A Century of Educational Service

Education at the time of the first settlers

The Sutton township was officially established in 1802, although many families from the neighboring United States had already settled here in the 1790s, principally along the border with Vermont.

In 1808 a school was opened in Shepard’s Mill (Abercorn today), which formed part of the township. The school could not have been more basic.

More schools opened throughout the 19th Century as the population continued to grow. Male and female teachers had to do everything, from providing school supplies to handling maintenance chores and heating. And all of this on a very slim salary. In the 1830s Polly Barber Scovill only earned a dollar a week, along with room and board. Sixty years later, in 1889, Emma Niblock’s salary had increased to $15 a month, but she was obliged to pay her own living expenses.
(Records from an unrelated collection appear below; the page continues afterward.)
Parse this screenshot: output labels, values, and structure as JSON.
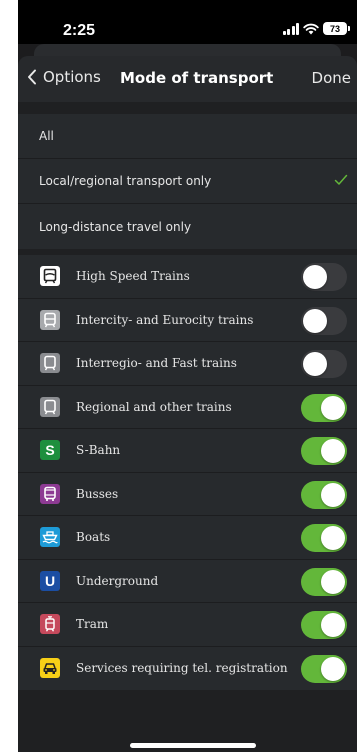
{
  "status_bar": {
    "time": "2:25",
    "battery": "73"
  },
  "navbar": {
    "back_label": "Options",
    "title": "Mode of transport",
    "done_label": "Done"
  },
  "filters": [
    {
      "label": "All",
      "selected": false
    },
    {
      "label": "Local/regional transport only",
      "selected": true
    },
    {
      "label": "Long-distance travel only",
      "selected": false
    }
  ],
  "transport_modes": [
    {
      "label": "High Speed Trains",
      "icon": "high-speed-train-icon",
      "color": "#ffffff",
      "enabled": false
    },
    {
      "label": "Intercity- and Eurocity trains",
      "icon": "intercity-train-icon",
      "color": "#a7a9ac",
      "enabled": false
    },
    {
      "label": "Interregio- and Fast trains",
      "icon": "interregio-train-icon",
      "color": "#8a8c90",
      "enabled": false
    },
    {
      "label": "Regional and other trains",
      "icon": "regional-train-icon",
      "color": "#8a8c90",
      "enabled": true
    },
    {
      "label": "S-Bahn",
      "icon": "s-bahn-icon",
      "color": "#1e8f3e",
      "enabled": true
    },
    {
      "label": "Busses",
      "icon": "bus-icon",
      "color": "#8d3a93",
      "enabled": true
    },
    {
      "label": "Boats",
      "icon": "boat-icon",
      "color": "#1e9bd7",
      "enabled": true
    },
    {
      "label": "Underground",
      "icon": "underground-icon",
      "color": "#1b4ea3",
      "enabled": true
    },
    {
      "label": "Tram",
      "icon": "tram-icon",
      "color": "#c5495c",
      "enabled": true
    },
    {
      "label": "Services requiring tel. registration",
      "icon": "on-demand-service-icon",
      "color": "#f6cf17",
      "enabled": true
    }
  ],
  "colors": {
    "toggle_on": "#63b73a",
    "toggle_off": "#3a3b3e",
    "checkmark": "#63b73a"
  },
  "icon_letters": {
    "s_bahn": "S",
    "underground": "U"
  }
}
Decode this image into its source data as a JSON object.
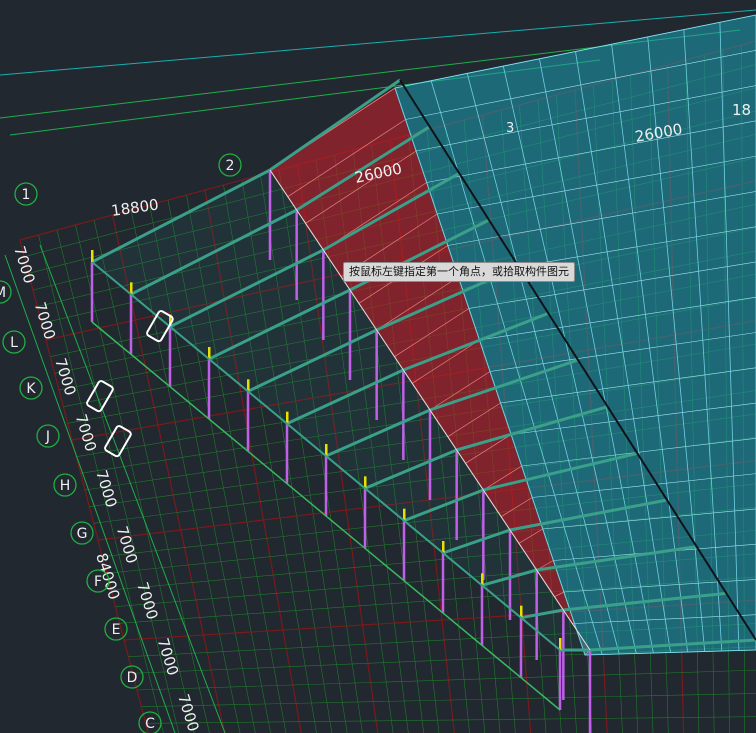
{
  "tooltip": "按鼠标左键指定第一个角点，或拾取构件图元",
  "dimensions": {
    "span_left": "18800",
    "span_mid": "26000",
    "span_mid_top": "26000",
    "span_right_partial": "18",
    "total_bays": "84000",
    "bay": "7000",
    "mark_3": "3"
  },
  "grid_axes_top": [
    "1",
    "2"
  ],
  "grid_axes_left": [
    "M",
    "L",
    "K",
    "J",
    "H",
    "G",
    "F",
    "E",
    "D",
    "C"
  ],
  "colors": {
    "background": "#212830",
    "red_grid": "#7a1a1a",
    "green_grid": "#1f7a2a",
    "column": "#c060e8",
    "beam": "#3aa08a",
    "red_roof": "#c0202a",
    "blue_roof": "#1e9fb5",
    "yellow_marker": "#e8e000"
  },
  "icons": [
    "grid-bubble-icon",
    "column-top-marker-icon"
  ]
}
At the turn of the 19th and 20th Centuries  there were 16 anglophone schools in the Sutton township.

9 Carte scolaire anglophone
11 Draper

Draper School Students
Credit: Héritage Sutton Archives

The first French-speaking settlers arrived in Sutton in the 1830s. It wasn’t until 1878, though, that the first francophone school opened. Apparently, francophone children had to go to an English school if they wanted to learn to read or write.

The Municipalité scolaire catholique de Saint-André built schools where there were concentrations of French-Canadian families. The first were up on the mountain, on chemin Poissant and rue Maple. From 1900 onwards, Francophone and Catholic students in the village attended a school run by the Sœurs de la Présentation de Marie across from the church.


Credit: Héritage Sutton Archives

Credit: Héritage Sutton Archives

As indicated on the school map, during the first half of the 20th Century the Sutton township had 11 francophone schools.

Colette: 16 December 1944
17 1 Maple

Students at the school on  Maple Street
Credit: Héritage Sutton Archives

These first schools provided instruction from Grades 1 to 7. Here again, anglophone children were the first to gain access to secondary education, initially offered in the vestry of Grace Anglican Church, and then at the City Hall that was built in 1859.

22 Hôtel de ville
23 Frais

Courses were given upsairs in the Sutton City Hall
Credit: Héritage Sutton Archives

These ads probably date from pre-Academy times (1870-1886)
Credit: Héritage Sutton Archives

AM18 Villa Chateauneuf

The francophone population never had a high school of its own to speak of, except for the convent built by the Sœurs de la Présentation de Marie in 1911 (Villa Chateauneuf today). Girls who studied there could continue their education beyond
Grade 7.

Credit: Ville de Sutton